Alvarez said Ward is a "perfect example" of why city law enforcement wants to create stronger gun laws. She said under current law, Ward was eligible for probation when he faced gun charges in 2011. She said her office asked for a stiffer sentence in that case.
“We need laws that serve as a strong deterrent to these gun-toting gang members who are creating all this violence on our streets," Alvarez said.
Court records show Ward was charged with at least one misdemeanor while on probation, but Ward was reportedly arrested three times.
When asked why Ward was not prosecuted in those instances, Alvarez said she had been told the county’s probation office was partially to blame for failing to notify the state’s attorney’s office.
But Alvarez also said when her office did prosecute Ward for violating his parole he was eventually let off because community members refused to come forward.
"If you look at those cases that he was picked up on, they were all dismissed eventually because why?” Alvarez asked. “Because the complaining witness didn't want to follow through.”
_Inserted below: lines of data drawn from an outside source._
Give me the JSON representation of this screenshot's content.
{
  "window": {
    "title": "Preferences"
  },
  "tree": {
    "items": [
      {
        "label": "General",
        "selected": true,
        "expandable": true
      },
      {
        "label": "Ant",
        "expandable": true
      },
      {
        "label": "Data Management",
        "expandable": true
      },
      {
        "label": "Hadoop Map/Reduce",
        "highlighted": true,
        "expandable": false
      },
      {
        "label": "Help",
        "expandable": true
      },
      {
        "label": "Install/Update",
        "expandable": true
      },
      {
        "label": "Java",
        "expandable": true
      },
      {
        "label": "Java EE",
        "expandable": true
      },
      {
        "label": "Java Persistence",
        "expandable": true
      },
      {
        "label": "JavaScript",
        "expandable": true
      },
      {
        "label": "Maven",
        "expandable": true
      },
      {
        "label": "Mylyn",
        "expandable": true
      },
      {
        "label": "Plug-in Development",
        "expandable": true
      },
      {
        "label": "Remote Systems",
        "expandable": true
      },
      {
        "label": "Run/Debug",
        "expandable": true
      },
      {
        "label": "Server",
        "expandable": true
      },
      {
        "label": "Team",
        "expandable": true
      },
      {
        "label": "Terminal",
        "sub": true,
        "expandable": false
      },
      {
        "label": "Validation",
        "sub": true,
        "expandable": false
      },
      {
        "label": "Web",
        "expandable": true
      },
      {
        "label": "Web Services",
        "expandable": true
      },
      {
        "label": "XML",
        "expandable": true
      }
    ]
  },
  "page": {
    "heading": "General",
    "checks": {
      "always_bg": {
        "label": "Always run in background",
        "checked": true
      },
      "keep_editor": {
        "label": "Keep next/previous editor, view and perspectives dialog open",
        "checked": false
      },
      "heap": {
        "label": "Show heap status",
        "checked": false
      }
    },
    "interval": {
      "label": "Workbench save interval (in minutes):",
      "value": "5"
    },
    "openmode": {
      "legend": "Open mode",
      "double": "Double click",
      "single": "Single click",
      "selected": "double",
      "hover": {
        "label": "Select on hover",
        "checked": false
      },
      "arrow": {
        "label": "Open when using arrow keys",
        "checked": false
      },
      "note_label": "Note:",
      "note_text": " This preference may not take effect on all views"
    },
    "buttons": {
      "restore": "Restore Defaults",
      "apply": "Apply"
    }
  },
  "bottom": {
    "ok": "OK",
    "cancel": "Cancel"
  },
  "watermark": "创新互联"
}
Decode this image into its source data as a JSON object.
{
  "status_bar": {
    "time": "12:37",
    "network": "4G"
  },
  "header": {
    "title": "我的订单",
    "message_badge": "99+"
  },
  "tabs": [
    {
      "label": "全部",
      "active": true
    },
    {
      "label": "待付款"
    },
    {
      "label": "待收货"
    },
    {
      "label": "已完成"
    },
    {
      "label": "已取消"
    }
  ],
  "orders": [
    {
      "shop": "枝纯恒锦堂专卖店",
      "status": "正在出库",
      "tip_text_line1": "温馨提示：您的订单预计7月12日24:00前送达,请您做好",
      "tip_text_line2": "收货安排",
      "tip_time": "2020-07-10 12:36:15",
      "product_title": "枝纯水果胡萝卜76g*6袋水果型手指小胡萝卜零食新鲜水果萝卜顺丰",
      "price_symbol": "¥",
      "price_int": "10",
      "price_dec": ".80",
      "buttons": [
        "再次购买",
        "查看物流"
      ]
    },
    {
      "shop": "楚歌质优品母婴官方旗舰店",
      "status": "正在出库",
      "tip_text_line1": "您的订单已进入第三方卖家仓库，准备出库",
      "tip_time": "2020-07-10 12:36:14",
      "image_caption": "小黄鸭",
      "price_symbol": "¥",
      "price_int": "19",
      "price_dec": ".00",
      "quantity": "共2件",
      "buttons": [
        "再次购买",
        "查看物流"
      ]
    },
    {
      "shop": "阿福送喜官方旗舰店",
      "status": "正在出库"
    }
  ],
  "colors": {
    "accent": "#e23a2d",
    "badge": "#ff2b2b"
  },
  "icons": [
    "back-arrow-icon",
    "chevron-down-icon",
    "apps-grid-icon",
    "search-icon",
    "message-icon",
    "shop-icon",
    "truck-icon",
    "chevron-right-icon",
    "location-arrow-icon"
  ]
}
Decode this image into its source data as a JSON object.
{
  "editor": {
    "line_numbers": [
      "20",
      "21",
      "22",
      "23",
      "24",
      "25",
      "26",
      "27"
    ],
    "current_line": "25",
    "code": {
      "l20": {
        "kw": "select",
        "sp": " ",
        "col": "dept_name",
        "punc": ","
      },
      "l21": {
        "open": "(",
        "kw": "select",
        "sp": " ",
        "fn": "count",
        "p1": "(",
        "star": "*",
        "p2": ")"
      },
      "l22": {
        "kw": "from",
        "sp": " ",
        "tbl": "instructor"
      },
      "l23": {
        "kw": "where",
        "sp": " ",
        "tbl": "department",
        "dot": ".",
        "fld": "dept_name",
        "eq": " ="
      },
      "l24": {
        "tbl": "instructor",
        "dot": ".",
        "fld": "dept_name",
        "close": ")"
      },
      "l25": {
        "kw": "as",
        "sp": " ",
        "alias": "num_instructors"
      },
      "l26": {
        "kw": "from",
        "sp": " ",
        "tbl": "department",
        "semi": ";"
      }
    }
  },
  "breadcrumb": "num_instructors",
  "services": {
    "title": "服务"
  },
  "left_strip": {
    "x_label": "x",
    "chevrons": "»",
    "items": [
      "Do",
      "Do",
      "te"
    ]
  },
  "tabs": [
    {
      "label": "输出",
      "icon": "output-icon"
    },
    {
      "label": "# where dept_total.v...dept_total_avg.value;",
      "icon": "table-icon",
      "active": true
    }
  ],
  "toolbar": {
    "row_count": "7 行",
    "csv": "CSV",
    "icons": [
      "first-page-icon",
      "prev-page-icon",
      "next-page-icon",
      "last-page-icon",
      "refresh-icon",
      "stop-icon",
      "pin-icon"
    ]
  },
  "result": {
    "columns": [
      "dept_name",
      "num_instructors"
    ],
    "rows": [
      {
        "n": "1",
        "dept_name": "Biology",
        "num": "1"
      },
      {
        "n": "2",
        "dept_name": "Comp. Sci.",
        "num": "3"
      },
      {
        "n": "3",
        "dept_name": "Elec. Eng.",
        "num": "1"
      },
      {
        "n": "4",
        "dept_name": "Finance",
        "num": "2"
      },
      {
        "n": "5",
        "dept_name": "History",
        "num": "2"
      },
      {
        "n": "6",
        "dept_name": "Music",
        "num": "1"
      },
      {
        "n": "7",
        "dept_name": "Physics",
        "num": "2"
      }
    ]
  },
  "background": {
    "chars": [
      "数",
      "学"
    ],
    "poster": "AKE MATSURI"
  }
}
Alvarez said Pendleton’s murder says a lot about the state of affairs in Chicago, from existing gun laws to the so-called “no snitch” code.
"This case shows us so much,” Alvarez said. “It shows us the laws aren't strong enough. It also shows us when people don't come forward to the police or follow through on cases, that really creates kind of a ripple effect."
Alvarez said her office would be pushing for life in prison for Ward.
Responding to defense attorney’s claims that the two young men were denied lawyers, Alvarez said “everything is videotaped at the police station” and that assistant state’s attorneys review those tapes.
Ward's aunt Gina Ward said her nephew was trying to get his life together. She told him not to trust his "so-called" friends, she said.
"I hope he didn’t do that," Gina Ward said after her nephew was charged. "I don’t think he would do something like that. Not my nephew.”
For Hadiya's family, the charges were another step toward closure.
"We have been excited and relieved," Hadiya's aunt Kimiko Pettis said.
Hadiya's father, Nathaniel Pendleton, said the family would likely not feel closure until the men are convicted.
"That’s what will actually bring closure — knowing those guys are off the streets," he said. "I would love to know that these guys become poster children for criminals, that even the worst criminal won’t want to be who those guys are."
Geoff Ziezulewicz, Darryl Holliday and Mark Konkol contributed.